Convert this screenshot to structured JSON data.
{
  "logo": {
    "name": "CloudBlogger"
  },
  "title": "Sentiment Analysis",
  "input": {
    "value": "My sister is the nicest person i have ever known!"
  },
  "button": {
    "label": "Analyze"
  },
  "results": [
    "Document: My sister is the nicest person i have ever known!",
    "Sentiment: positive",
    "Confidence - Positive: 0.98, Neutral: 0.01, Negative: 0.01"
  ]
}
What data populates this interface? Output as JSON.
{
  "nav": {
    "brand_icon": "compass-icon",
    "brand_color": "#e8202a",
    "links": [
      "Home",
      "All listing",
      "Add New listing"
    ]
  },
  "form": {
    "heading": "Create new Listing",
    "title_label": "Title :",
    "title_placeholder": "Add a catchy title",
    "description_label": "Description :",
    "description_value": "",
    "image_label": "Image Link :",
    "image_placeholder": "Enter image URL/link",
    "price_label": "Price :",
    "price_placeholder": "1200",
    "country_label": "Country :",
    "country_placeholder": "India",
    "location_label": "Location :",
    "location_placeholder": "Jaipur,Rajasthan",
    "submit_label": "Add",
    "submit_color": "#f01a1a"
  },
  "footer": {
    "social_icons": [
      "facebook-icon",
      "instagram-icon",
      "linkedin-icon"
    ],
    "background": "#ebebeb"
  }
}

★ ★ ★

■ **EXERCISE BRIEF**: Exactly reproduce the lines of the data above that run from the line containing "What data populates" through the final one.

■ **SOLUTION TO THIS PROBLEM**:
What data populates this interface? Output as JSON.
{
  "nav": {
    "brand_icon": "compass-icon",
    "brand_color": "#e8202a",
    "links": [
      "Home",
      "All listing",
      "Add New listing"
    ]
  },
  "form": {
    "heading": "Create new Listing",
    "title_label": "Title :",
    "title_placeholder": "Add a catchy title",
    "description_label": "Description :",
    "description_value": "",
    "image_label": "Image Link :",
    "image_placeholder": "Enter image URL/link",
    "price_label": "Price :",
    "price_placeholder": "1200",
    "country_label": "Country :",
    "country_placeholder": "India",
    "location_label": "Location :",
    "location_placeholder": "Jaipur,Rajasthan",
    "submit_label": "Add",
    "submit_color": "#f01a1a"
  },
  "footer": {
    "social_icons": [
      "facebook-icon",
      "instagram-icon",
      "linkedin-icon"
    ],
    "background": "#ebebeb"
  }
}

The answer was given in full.